(Beginning of MATERIAL FOR THIS EXERCISE)

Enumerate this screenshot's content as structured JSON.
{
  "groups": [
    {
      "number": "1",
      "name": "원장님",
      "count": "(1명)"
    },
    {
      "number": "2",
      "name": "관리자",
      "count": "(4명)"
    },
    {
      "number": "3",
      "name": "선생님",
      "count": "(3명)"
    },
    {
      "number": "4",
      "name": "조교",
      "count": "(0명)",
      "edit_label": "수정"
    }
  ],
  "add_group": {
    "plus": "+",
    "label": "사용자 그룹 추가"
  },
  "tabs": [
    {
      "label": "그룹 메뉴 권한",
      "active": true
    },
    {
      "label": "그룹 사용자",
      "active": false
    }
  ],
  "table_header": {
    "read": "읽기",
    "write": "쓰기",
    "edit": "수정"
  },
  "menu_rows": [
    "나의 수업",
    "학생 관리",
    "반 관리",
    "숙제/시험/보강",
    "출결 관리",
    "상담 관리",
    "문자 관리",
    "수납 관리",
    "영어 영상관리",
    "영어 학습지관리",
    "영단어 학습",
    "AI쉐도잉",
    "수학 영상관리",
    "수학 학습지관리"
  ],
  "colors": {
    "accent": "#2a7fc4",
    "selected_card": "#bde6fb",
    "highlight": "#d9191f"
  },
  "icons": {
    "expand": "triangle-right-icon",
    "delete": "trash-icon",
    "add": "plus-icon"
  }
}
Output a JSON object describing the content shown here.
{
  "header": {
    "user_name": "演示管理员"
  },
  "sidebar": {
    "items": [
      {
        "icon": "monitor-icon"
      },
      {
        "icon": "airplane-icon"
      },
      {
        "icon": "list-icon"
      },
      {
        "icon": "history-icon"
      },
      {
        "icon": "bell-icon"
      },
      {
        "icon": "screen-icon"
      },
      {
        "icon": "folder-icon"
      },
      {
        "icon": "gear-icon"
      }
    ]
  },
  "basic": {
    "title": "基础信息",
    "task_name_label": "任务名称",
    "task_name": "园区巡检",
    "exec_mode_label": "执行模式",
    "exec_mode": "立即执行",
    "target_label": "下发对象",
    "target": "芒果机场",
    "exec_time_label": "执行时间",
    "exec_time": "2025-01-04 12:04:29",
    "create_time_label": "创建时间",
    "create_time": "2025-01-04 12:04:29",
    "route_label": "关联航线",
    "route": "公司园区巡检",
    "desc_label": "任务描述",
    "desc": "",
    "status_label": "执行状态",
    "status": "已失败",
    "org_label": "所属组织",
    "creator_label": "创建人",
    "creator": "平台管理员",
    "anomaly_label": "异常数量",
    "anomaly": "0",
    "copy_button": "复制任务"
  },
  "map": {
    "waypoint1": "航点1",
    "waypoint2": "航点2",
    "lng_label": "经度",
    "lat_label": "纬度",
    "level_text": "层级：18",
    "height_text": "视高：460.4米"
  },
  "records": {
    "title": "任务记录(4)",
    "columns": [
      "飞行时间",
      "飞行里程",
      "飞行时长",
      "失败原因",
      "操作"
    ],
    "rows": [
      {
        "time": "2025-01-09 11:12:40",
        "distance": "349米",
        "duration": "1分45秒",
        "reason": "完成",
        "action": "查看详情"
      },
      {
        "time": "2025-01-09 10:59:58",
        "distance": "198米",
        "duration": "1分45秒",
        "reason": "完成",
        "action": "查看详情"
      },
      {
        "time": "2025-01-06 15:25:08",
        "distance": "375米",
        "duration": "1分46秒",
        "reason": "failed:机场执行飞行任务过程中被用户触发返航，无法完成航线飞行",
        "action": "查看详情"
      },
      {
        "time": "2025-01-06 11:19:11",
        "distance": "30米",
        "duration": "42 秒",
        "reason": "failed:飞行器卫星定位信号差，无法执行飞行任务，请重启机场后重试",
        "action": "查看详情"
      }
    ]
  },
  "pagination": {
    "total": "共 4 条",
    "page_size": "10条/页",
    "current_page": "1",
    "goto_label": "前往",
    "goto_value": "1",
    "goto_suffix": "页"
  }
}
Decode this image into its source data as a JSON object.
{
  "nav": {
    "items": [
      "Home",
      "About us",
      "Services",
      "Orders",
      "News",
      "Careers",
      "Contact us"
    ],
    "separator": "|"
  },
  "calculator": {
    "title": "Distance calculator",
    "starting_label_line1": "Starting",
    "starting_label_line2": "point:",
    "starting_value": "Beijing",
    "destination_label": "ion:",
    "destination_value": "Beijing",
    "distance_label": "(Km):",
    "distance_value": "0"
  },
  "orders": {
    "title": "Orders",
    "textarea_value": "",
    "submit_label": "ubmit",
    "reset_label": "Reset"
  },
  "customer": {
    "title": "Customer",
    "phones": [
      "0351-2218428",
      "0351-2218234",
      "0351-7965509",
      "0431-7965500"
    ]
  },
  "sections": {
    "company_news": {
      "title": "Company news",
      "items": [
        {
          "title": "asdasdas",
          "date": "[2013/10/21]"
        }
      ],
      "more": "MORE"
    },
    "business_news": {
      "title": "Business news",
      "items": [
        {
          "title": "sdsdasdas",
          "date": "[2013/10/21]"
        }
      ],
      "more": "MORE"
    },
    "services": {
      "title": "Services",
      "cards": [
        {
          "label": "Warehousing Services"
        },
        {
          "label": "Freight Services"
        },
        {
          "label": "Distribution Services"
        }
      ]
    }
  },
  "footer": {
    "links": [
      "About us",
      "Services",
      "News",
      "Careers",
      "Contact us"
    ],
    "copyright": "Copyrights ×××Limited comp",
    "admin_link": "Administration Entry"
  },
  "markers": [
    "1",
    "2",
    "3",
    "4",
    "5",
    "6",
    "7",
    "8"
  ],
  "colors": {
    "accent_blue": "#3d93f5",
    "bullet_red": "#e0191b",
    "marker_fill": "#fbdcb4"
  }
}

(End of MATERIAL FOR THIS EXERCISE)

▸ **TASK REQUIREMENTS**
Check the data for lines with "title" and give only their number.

▸ **EXERCISE OUTPUT**
10